In the summer of 1994, the president-designate of the new Yemeni state, ‚Abdallāh Sāliḥ, former president of the North and leader of the majority party, the General People’s Congress, easily got over the secessionist attempt by the Southern forces that had proclaimed in Aden in the month of May an independent republic. With the end of the civil war, the role of the Socialist Party in the political life of the country was reduced even more, while an Islamic-inspired formation, al-Iṣlāḥ (the reform), led by Sheikh ‚Abdallāh al -Aḥmar. In early October 1994 the Yemeni Parliament reconfirmed ‚ Abdallāh Sāliḥ as President of the Republic and, in the same month, a coalition government was established between the General People’s Congress and al-Iṣlāḥ. During 1995, however, the positions of the two parties became more distant: al-Iṣlāḥ opposed the economic reforms recommended by the World Bank and endorsed by the president and condemned the Congress party for having participated in an economic meeting where some representatives of the State of Israel were present.
On April 27, 1997, on the occasion of the legislative elections, the overwhelming victory registered by the president’s party, which won 187 seats, led to the formation of a single-color government of the General People’s Congress. In the meantime, the repercussions of the civil war were being felt in the country and internal security was threatened by the actions of some Islamic terrorists. Between 1997 and 1998 the attention of the international community was also drawn by the repetition of acts of violence perpetrated by Islamic terrorist groups against foreign tourists. In fact, since 1992 there have been over a hundred tourists kidnapped. In December 1998 Some members of a small terrorist group, the Islamic Army of Aden-Abyan, were responsible for the deaths of four of the sixteen tourists taken hostage, who died during the raid attempted by the security forces to free them. The leader of the terrorist group and some of its members were sentenced to death the following May. In September 1999, the first presidential elections with popular vote were held in the country since 1990. President Sāliḥ, in power in the Yemen of the North since 1978, triumphed with over 96% of votes. The only challenger, an independent candidate very close to the Congress party. The oppositions, led by the Yemeni Socialist Party, two Islamic formations and the Baath party, voted for an electoral boycott after their candidates presented for approval by Parliament, as required by the Constitution, had not received the necessary number of consents to participate in the electoral competition.

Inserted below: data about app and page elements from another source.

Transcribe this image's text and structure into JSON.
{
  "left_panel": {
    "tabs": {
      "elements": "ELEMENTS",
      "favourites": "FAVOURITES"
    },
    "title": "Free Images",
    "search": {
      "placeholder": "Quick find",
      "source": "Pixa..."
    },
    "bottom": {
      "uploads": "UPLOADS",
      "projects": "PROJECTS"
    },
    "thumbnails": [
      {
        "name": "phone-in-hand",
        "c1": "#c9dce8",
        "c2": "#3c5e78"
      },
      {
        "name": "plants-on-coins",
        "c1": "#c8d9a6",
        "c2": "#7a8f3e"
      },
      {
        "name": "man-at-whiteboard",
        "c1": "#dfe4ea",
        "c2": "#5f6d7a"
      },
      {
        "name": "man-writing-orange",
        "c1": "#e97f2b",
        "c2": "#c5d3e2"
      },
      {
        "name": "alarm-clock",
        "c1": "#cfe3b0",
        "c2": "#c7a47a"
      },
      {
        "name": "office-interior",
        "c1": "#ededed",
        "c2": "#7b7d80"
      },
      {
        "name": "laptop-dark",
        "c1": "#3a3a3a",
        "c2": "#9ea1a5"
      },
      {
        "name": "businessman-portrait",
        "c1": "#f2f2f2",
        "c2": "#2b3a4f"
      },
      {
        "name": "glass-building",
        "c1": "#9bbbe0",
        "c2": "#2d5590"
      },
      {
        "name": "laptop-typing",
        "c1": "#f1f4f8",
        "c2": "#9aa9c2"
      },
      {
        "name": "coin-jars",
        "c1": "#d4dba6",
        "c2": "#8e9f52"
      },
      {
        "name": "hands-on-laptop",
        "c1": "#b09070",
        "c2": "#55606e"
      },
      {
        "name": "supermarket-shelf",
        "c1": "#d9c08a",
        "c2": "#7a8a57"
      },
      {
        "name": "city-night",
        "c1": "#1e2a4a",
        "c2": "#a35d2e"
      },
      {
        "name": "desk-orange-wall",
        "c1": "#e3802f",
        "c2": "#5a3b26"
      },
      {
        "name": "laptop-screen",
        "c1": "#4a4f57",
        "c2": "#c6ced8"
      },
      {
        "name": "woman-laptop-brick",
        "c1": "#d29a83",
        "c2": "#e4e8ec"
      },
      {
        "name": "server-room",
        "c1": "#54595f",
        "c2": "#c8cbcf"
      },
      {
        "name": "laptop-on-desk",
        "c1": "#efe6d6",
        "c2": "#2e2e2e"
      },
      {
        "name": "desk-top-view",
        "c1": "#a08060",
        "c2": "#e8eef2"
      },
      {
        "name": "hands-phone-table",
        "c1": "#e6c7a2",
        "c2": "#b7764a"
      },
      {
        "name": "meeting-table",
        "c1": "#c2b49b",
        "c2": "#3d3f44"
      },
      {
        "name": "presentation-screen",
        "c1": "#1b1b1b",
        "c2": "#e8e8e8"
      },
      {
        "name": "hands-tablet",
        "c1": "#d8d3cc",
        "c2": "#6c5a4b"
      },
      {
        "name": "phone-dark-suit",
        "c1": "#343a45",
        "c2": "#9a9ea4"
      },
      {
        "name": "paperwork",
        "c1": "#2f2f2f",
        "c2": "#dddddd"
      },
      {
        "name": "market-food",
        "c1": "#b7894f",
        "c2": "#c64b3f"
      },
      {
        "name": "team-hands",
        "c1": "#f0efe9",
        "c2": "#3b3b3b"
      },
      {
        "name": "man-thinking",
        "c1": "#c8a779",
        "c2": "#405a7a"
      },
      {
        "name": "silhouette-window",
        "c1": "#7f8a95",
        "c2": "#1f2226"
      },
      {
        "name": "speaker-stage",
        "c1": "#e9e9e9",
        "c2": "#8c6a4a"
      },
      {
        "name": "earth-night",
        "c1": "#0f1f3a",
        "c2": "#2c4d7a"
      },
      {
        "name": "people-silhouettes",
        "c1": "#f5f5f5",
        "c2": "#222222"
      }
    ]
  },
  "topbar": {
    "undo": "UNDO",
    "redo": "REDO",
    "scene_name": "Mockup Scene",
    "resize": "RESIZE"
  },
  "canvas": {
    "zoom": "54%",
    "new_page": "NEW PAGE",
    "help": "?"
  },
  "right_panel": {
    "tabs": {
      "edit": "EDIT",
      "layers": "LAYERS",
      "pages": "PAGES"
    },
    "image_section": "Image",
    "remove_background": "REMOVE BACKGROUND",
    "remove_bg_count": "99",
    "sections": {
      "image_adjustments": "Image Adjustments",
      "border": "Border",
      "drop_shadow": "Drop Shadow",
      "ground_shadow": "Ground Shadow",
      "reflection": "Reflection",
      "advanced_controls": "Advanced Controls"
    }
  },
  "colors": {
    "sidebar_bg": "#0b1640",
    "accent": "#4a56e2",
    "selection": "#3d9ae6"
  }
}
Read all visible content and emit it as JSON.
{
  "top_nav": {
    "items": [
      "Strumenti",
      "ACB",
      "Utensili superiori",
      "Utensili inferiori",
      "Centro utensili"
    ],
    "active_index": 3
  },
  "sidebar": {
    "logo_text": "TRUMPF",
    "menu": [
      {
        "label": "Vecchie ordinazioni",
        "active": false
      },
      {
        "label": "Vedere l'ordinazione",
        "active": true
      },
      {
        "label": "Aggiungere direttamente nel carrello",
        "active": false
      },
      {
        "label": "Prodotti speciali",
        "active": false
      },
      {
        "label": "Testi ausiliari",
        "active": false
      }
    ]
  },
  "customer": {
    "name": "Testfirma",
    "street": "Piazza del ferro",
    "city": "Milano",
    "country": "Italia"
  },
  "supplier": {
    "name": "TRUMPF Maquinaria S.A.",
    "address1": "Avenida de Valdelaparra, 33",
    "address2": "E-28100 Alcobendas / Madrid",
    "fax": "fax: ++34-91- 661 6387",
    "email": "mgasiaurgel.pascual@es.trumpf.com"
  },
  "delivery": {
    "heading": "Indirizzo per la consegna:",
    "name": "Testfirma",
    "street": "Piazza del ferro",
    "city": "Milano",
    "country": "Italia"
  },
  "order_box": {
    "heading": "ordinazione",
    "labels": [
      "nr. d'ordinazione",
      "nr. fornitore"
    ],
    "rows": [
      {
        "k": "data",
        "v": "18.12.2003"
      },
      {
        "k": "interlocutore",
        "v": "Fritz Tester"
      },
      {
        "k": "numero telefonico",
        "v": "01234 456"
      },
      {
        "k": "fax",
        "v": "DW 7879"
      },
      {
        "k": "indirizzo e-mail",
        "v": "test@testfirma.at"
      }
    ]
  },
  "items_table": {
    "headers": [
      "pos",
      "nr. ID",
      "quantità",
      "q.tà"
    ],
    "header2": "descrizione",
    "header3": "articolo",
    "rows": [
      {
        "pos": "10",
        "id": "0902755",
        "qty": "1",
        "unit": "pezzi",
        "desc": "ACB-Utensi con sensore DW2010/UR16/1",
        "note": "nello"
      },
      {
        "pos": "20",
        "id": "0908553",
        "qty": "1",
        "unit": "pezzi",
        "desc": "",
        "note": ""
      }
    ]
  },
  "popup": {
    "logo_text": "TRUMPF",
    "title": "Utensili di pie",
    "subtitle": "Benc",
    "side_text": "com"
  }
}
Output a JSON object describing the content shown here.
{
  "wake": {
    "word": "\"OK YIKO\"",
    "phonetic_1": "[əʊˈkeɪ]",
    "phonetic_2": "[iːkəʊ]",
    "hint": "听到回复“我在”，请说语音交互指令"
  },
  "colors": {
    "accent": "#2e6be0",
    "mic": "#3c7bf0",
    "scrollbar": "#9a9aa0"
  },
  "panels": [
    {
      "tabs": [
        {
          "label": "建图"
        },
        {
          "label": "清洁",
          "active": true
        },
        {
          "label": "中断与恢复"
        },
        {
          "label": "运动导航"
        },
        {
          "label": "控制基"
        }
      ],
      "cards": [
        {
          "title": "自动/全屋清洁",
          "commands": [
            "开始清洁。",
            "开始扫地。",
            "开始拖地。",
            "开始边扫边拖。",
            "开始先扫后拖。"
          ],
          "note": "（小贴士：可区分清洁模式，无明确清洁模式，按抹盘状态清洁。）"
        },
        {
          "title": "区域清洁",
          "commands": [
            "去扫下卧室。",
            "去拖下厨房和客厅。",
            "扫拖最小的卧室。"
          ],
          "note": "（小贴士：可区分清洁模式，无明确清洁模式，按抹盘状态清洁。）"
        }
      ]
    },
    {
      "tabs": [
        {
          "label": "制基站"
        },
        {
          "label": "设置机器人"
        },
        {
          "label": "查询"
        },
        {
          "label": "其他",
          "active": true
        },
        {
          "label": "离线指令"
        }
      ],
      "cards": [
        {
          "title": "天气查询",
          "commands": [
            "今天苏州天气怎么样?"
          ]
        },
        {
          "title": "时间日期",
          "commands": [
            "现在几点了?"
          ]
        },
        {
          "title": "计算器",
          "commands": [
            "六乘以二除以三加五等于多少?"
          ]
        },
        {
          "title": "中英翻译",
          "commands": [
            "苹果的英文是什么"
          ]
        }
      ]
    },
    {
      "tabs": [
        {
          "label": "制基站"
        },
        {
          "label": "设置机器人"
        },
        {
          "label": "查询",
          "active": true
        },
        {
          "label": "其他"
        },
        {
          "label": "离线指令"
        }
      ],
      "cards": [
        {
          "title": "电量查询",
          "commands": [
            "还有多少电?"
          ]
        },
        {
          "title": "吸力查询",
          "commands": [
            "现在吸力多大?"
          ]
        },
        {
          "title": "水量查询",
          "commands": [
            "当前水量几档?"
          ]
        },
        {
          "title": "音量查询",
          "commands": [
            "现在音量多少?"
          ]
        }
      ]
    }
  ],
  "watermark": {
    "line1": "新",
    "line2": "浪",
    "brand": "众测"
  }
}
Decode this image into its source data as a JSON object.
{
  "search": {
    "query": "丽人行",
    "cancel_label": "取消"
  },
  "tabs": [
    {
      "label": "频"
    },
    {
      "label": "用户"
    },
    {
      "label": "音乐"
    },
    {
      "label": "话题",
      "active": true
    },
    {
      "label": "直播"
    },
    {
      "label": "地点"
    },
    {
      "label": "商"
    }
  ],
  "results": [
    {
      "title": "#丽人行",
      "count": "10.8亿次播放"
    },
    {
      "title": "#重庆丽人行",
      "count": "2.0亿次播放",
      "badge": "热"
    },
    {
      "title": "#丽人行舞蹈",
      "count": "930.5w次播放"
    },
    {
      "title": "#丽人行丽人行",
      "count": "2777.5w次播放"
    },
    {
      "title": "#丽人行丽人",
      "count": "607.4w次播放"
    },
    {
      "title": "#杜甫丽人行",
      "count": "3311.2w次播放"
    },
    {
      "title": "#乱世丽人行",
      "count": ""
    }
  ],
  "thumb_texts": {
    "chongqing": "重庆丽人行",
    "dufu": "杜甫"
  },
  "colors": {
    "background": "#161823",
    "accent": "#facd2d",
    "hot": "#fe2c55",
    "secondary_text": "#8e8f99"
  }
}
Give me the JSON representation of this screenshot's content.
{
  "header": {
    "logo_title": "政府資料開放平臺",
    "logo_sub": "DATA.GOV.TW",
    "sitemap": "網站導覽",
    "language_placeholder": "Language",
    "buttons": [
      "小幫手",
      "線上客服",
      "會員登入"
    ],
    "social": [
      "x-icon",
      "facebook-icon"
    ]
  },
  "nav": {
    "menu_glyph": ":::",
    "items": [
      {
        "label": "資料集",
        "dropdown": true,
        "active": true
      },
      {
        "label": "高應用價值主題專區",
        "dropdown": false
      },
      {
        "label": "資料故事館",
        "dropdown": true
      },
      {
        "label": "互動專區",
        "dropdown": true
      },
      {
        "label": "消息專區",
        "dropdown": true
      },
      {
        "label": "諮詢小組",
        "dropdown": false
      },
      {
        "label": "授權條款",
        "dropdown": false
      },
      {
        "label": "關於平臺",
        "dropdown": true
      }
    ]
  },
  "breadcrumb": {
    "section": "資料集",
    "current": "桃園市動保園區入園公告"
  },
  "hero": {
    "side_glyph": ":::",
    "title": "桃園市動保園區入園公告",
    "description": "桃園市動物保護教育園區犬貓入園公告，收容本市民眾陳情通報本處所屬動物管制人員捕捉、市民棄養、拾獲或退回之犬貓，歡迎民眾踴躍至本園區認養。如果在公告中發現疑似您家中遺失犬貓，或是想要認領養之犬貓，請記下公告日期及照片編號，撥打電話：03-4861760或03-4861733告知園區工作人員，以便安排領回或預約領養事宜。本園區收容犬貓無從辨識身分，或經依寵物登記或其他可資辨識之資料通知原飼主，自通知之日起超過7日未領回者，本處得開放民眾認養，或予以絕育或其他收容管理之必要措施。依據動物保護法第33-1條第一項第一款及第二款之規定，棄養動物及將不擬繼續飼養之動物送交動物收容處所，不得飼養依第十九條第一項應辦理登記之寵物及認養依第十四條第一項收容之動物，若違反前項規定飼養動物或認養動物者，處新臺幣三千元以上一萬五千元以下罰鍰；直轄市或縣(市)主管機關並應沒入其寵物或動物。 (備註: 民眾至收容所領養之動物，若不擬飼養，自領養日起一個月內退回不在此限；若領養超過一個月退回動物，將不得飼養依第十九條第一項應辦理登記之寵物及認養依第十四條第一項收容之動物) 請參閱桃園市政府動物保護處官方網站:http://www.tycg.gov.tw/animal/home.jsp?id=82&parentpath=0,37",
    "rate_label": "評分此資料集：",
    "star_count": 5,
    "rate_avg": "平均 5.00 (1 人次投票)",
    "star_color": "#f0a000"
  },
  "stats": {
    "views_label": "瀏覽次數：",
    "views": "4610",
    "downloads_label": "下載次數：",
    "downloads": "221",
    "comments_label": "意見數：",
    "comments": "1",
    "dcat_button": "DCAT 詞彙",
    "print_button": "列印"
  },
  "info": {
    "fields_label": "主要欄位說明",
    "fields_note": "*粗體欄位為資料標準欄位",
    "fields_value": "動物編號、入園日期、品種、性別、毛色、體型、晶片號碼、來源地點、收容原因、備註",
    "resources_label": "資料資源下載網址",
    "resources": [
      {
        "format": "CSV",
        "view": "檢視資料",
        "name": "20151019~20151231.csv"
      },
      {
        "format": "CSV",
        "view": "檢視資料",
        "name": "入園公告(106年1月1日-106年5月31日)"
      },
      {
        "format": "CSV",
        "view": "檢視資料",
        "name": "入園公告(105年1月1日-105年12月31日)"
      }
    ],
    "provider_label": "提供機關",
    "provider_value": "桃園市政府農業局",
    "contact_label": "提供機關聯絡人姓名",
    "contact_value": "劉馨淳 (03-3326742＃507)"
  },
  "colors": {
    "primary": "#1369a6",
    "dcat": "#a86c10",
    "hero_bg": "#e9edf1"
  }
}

On the international level, starting from 1995 the normalization of relations with Saudi Arabia had allowed the start of negotiations for the definition of the borders between the two states, but the new clashes that occurred at the borders in July 1997 slowed down the course. In 1995 the dispute between Yemen and Eritrea for the control of the archipelago of the al-Ḥanīš islands in the Red Sea gave rise to a brief conflict between the two states. In October 1998 an international arbitration established the sovereignty of the Yemen over the al-Ḥanīš islands.